Certificated stocks grew 168,118 bales, largest since June 2011, and an additional 65,430 bales awaited review. Open interest remained in a steep uptrend, rising to a two-year high to 214,167 lots.
The latest U.S. weekly export sales came in about as expected, with upland sales slowing from a recent robust pace to the smallest since the week ended Oct. 18, while shipments hit a marketing year high. The sales downturn was seen as evidence of weakened demand under elevated prices.
Net all-cotton export sales for shipment this season slipped to 124,300 running bales during the week ended Jan. 31 from 152,900 bales the previous week, USDA reported.
Upland net sales of 93,600 bales were down 29 percent from the previous week and 58 percent from the previous four-week average. Gross sales were 114,100 bales and cancellations were 20,400 bales.

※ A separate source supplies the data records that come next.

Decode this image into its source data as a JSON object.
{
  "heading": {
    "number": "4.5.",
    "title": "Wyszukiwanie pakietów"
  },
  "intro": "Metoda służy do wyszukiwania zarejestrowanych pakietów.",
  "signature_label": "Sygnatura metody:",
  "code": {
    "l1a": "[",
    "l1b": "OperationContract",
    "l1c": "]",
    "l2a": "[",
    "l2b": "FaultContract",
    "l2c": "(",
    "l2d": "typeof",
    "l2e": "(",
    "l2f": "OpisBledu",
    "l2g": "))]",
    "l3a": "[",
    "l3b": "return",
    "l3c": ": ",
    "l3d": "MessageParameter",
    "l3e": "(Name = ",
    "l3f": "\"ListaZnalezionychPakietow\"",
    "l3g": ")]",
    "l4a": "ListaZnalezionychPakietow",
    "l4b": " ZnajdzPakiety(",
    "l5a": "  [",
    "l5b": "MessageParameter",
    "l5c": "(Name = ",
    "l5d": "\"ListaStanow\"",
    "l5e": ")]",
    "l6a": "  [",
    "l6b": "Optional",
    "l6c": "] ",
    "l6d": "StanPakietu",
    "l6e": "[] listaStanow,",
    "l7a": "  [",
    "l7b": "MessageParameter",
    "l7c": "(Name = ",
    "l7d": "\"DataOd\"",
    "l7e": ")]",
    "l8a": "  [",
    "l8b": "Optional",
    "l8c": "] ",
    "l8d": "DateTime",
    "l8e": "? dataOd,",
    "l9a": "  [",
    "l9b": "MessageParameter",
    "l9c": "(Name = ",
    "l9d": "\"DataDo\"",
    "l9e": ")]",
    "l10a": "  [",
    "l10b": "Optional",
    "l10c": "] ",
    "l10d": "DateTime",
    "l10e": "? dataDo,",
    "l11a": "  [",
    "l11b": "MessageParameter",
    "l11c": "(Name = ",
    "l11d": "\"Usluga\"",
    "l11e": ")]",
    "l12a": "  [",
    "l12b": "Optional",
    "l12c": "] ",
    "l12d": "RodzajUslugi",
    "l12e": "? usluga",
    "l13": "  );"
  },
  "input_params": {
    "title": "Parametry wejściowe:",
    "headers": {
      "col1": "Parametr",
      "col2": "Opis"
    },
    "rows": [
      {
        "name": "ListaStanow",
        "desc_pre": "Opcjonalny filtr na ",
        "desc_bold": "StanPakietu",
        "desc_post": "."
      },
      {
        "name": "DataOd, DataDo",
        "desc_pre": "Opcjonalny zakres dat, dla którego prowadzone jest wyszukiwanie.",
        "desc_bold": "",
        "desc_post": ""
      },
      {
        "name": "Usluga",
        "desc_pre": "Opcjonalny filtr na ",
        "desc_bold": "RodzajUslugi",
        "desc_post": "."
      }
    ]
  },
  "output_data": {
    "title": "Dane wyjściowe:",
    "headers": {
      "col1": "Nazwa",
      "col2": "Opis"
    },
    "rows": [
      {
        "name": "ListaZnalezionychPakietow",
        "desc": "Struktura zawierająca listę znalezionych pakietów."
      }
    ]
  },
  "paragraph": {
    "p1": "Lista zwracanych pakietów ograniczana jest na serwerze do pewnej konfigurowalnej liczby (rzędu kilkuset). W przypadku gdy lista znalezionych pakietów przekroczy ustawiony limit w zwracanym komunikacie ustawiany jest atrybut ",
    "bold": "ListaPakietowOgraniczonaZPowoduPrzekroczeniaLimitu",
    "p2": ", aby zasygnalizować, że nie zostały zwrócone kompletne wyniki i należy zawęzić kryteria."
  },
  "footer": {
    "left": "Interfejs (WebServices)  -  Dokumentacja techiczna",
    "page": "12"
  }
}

Buying destinations included Turkey, 31,000 bales; Vietnam, 10,600; Taiwan, 10,000; Japan, 8,300; South Korea, 5,500; and Mexico, 5,400.
All-cotton shipments climbed to 455,000 bales from 291,300 the previous week. Upland shipments of 440,100 bales were up 61 percent from the previous week and 51 percent from the prior four-week average. The top three destinations included China, 192,900 bales; Turkey, 65,800; and Pakistan, 55,500.
Net sales for 2013-14 rose to 19,500 bales from 5,500 the week before. These were mainly for Mexico, 8,100 bales, and Guatemala, 7,500 bales.
On the crop scene, all the organic cotton in the West Texas Plains has been ginned and committed, according to USDA’s Agricultural Marketing Service. Organic cottonseed sold for $575 and $625 per ton and was committed to dairies that produce organic products.
Elsewhere, with 2012-13 planting finished for the most part in the Southern Hemisphere, production is estimated down about one-fifth in both Brazil and Australia, says the International Cotton Advisory Committee.
Farmers have reduced cotton area in order to switch to profitable competing crops, the ICAC said in a monthly report.
In the Northern Hemisphere, cotton area and production during 2013-14 are expected to decrease 8 percent to 28.4 million hectares (one hectare equals 2.471 acres) and 11 percent to 20.5 million metric tons (94.16 million bales) for the same reason, ICAC said.
Global production next season of 23.2 million tons (106.56 million bales) is projected to fall below consumption of 24.02 million tons (110.32 million bales), a shortfall of 820,000 tons (3.77 million bales).
In 2012-13, world production is seen down 5 percent to 25.949 million tons (119.18 million bales), while mill use is forecast up 2 percent to 23.287 million tons (106.96 million bales). As a result, ending stocks are pegged at a record 16.715 million tons (76.77 million bales).
However, with China holding a large percentage of world stocks in a national reserve, “free” global ending stocks are projected at only 9.7 million tons (44.55 million bales).
World cotton prices didn’t exhibit the usual volatility during the first five months of 2012-13, fluctuating around an average of 83 cents per pound to early January.
Then international prices as measured by the Cotlook A Index, led by futures, surged from 83.10 cents on Jan. 10 to 90.35 cents on Jan. 31, highest of the marketing year. The ICAC upped its average price forecast 4 cents from a month ago to 87 cents, against 100 cents in 2011-12.
Meanwhile, trend-following funds bought 11,524 lots in cotton futures-options combined during the week ended Jan. 29 to raise their net long position to 58,909 lots, according to traders-commitments data from the Commodity Futures Trading Commission.
This was these funds’ largest net long position since Sept. 28, 2010. Index funds bought a net 1,332 lots to boost their net long position to 73,844 lots and traders with non-reportable positions bought 5,863 lots to hike theirs to 15,744 lots.
Commercials sold a net 18,719 lots, adding 20,177 shorts and 1,458 longs to bring their net short position to 18,719 lots.